The Innovation Prize for Africa, worth US$100,000, will be given for the first time in February 2012 to the best innovators in three areas: information and communication technology (ICT), green technologies, and health and food security. The runner-up will receive US$50,000.

The prize was announced last month (8 July) by the UN Economic Commission for Africa (UNECA) and the African Innovation Foundation (AIF) based in Switzerland.

"The main objective of the initiative is to recognise ordinary Africans who have ideas that can be commercialised — ideas that can make a difference in the lives of people," said Aida Opoku-Mensah, director of the ICT, Science and Technology Division at UNECA.

Many Africans regularly design innovative solutions to problems but are not recognised for their work, she said. "What we need today is to be able to help Africans to be proud of designing things and owning that design."

The aim of the prize is to support sustainable development by tapping into the ingenuity of Africans to solve their own challenges. A technical advisory committee will set different thematic areas for the prize each year. The closing date for the first prize is 30 September.

"The sustainability lies in the fact that an African is solving an African problem and we are recognising an African for it, and by so doing we want to create an environment [in which] having good ideas can lead to something positive. That is far more sustainable than millions of people coming to help Africa," Opoku-Mensah said.

The AIF hopes the prize will lead to increased commercialisation of research and development, the adoption of emerging technologies, and accelerated growth of the private sector in Africa.

For the first five years the AIF will provide the prize money. Then UNECA, which is administering the initiative, will be responsible for finding funding sources.

Daniel Adinew, an Ethiopian software developer, said the initiative will generate a competitive spirit among those already engaged in innovation and attract others to the creative sector.

"Innovative work done for competition will always have better quality than any other done otherwise," he added. "That will help speed up national technological development in the continent."

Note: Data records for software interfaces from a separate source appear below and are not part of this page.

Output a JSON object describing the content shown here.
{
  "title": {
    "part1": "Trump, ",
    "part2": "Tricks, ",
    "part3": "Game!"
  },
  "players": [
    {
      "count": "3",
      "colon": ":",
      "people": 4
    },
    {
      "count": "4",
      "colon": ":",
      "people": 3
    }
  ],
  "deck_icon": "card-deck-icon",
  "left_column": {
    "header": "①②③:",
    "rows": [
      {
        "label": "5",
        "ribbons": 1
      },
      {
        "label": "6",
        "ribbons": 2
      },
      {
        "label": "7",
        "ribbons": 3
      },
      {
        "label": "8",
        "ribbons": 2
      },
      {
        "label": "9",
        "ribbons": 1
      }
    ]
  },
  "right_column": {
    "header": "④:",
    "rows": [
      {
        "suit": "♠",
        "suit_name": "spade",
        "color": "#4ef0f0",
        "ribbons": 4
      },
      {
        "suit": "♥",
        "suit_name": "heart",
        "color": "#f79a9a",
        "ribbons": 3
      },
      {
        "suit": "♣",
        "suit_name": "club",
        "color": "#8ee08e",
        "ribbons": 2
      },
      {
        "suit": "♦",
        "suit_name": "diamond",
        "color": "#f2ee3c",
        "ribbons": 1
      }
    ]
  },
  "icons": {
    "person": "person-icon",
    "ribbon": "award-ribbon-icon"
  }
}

Last year UNECA launched the African Science, Technology and Innovation Endowment Fund, which will support similar initiatives.